In this post we continue to analyze requirements for patentability of a technical solution. The last (and probably the least) requirement is industrial applicability. It happens very rarely that a patent is criticized  by an expert during patent examination as not having an "industrial applicability". In our practice there were no such inventions at all. But theoretically, such probability exist.

Short but not necessarily comprehensive explanation is following: industrial applicability determines if the invention can be mass-reproduced or used in industrial application.

European Patent Convention (EPC) describes this requirement in Article 57:

An invention shall be considered as susceptible of industrial application if it can be made or used in any kind of industry, including agriculture.

This criteria is something which makes a distinction between Intellectual Property  and pure Arts.
Creations of art could not be protected with patents because arts, in nature, are something that is always different, always original. Though musical instruments, easel, or a pen - instruments of an artist - can be patented; theater costumes, product design or computer fonts could be protected with industrial design registrations.

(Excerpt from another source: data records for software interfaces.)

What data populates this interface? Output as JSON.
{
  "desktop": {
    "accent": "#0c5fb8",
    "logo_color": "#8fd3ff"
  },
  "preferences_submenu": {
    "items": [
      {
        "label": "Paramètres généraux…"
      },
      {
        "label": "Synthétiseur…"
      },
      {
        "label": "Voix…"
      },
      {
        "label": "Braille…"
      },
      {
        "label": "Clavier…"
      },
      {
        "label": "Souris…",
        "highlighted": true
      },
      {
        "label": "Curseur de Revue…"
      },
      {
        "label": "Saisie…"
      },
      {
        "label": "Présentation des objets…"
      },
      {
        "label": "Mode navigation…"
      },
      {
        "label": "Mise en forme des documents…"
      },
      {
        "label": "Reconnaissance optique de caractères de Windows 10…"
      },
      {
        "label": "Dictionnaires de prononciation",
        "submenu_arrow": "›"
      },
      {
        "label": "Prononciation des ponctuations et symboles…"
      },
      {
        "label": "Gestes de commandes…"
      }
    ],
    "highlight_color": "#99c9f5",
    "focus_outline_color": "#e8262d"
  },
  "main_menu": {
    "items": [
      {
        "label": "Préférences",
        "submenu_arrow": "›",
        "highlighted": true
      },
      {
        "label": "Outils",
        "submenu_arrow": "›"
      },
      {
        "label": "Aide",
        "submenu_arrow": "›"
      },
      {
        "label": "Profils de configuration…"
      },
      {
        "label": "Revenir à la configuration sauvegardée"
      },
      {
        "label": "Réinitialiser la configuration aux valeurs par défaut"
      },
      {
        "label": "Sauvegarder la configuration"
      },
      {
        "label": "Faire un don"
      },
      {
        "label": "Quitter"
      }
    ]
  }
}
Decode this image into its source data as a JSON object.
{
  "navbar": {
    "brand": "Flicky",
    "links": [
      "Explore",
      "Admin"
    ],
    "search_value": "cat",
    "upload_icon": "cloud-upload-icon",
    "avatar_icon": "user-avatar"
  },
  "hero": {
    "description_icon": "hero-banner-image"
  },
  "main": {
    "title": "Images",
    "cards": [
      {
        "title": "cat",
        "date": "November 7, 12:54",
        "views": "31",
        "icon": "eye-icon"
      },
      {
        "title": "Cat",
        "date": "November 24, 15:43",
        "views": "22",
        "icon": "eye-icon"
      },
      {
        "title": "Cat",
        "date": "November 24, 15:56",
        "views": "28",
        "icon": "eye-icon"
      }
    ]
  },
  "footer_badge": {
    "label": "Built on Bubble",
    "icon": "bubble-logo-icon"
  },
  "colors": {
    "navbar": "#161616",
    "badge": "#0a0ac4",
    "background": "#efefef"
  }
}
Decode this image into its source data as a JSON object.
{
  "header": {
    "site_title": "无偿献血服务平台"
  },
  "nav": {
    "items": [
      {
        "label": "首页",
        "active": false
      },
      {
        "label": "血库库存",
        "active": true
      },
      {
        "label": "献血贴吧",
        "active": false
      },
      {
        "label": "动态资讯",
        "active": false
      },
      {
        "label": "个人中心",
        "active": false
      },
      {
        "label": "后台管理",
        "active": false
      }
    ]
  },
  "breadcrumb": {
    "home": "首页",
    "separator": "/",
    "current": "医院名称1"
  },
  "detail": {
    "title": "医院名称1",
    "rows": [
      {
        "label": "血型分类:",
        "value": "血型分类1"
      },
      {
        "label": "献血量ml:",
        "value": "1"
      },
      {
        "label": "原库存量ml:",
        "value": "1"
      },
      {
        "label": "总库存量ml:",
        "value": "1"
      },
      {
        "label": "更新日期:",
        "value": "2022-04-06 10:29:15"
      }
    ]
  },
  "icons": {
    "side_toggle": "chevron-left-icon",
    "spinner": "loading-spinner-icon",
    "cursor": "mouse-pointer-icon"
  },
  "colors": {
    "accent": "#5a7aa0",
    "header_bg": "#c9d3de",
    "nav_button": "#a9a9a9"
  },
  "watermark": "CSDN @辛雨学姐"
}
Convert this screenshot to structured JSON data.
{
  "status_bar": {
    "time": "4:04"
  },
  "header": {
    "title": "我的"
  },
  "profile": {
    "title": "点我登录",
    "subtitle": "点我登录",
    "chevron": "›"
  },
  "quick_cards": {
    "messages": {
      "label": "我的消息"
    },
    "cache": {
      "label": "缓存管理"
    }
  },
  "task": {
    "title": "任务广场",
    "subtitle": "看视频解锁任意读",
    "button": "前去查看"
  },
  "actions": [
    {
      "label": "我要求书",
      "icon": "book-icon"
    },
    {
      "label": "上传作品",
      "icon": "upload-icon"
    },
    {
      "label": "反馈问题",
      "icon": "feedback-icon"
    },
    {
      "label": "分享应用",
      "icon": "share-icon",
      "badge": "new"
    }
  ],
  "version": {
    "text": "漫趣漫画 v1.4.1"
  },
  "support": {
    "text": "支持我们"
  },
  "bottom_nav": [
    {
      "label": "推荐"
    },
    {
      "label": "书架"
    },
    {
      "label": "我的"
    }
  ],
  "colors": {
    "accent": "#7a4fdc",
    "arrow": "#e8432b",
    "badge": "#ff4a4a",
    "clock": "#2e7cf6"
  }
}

Sometimes the requirement is linked to sufficiency of disclosure. The invention should be described so it could be carried out by a person skilled in the art. On the other hand, insufficient disclosure sometimes might be related to in-compliance  with the laws of physics. This feature also distinguishes "real inventions" from "fantasies".